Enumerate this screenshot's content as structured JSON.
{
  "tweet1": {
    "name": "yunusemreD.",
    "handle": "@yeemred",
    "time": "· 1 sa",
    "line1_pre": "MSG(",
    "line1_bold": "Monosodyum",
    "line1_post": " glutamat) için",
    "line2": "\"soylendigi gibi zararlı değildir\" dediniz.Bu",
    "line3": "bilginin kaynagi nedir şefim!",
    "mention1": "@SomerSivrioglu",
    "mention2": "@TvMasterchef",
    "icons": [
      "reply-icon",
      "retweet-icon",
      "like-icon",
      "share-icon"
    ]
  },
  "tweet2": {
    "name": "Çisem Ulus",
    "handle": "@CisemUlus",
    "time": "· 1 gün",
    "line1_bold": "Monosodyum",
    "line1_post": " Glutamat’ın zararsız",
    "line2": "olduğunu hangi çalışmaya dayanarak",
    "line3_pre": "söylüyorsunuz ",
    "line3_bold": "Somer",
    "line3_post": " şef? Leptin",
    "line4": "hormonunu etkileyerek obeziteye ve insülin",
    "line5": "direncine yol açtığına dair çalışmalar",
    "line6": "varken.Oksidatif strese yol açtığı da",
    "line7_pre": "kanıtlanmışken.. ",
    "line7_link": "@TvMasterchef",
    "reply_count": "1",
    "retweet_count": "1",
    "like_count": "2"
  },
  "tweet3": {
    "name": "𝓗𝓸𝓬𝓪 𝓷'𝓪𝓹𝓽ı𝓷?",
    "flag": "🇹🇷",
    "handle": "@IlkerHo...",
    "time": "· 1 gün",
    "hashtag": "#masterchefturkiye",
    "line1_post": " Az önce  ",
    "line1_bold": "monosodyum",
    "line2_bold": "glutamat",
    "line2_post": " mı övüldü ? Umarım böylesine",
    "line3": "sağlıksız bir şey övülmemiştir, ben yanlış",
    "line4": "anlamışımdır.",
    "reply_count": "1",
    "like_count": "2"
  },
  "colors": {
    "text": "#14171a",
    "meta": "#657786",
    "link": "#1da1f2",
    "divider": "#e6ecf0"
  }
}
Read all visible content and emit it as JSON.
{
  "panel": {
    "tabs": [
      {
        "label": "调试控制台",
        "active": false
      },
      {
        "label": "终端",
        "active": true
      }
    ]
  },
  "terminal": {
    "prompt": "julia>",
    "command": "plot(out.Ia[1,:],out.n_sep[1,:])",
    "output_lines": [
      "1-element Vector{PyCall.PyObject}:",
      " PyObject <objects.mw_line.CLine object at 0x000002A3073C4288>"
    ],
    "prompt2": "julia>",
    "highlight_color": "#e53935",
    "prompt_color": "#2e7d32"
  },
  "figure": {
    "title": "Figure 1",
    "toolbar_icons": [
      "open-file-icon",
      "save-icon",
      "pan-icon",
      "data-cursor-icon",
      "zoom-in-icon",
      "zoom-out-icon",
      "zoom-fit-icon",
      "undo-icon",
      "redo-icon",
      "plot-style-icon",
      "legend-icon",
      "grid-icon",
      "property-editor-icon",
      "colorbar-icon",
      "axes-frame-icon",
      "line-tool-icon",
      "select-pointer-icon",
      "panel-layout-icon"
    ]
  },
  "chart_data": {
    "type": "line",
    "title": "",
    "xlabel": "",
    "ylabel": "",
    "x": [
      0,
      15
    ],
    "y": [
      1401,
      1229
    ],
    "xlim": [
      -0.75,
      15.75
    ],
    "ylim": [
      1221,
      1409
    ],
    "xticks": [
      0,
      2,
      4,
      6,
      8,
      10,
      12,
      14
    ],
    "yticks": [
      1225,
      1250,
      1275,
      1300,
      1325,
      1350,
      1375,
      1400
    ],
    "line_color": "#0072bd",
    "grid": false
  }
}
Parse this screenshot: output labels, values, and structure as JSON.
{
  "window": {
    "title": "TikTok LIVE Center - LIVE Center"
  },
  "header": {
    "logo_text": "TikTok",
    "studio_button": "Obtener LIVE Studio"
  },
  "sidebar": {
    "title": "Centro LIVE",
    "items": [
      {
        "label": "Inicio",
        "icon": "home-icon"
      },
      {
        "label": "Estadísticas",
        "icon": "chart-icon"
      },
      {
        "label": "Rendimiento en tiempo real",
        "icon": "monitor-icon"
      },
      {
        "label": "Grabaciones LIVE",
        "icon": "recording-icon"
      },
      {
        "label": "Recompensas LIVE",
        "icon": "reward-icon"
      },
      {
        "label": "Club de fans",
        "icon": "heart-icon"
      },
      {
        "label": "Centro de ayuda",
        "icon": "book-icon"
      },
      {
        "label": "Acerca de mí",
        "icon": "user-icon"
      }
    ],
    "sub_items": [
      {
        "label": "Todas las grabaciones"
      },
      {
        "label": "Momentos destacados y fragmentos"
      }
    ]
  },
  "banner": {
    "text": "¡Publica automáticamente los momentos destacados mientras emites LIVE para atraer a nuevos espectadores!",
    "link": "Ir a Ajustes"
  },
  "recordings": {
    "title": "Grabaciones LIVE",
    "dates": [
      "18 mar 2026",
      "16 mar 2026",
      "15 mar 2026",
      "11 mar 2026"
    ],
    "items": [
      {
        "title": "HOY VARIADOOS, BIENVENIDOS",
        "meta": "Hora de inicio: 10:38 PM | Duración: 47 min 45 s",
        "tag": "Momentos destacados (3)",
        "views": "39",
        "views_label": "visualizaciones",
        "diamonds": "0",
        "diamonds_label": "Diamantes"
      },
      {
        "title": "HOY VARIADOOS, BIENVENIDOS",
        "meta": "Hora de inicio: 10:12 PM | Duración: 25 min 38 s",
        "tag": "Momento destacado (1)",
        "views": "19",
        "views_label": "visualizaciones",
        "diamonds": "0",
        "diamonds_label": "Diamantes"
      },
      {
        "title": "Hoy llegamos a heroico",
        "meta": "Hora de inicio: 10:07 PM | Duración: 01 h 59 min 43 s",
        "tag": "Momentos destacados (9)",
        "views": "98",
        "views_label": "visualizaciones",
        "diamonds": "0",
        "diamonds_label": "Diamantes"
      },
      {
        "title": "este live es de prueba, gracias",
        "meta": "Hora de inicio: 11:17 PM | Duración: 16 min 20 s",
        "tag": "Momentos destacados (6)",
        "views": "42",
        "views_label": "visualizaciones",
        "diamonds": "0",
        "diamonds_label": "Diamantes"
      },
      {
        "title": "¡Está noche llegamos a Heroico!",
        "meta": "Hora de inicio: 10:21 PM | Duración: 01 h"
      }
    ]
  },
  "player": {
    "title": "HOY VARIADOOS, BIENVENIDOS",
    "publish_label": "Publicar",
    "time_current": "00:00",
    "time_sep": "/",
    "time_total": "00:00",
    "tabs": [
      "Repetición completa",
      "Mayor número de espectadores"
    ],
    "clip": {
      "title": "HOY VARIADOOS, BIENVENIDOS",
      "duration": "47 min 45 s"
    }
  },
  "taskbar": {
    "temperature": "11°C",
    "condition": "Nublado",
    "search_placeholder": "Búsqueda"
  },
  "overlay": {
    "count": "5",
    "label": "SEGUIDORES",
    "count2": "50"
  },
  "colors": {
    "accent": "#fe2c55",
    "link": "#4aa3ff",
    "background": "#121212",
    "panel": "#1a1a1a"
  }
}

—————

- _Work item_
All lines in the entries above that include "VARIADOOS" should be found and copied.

- _Result of the exercise_
        "title": "HOY VARIADOOS, BIENVENIDOS",
        "title": "HOY VARIADOOS, BIENVENIDOS",
    "title": "HOY VARIADOOS, BIENVENIDOS",
      "title": "HOY VARIADOOS, BIENVENIDOS",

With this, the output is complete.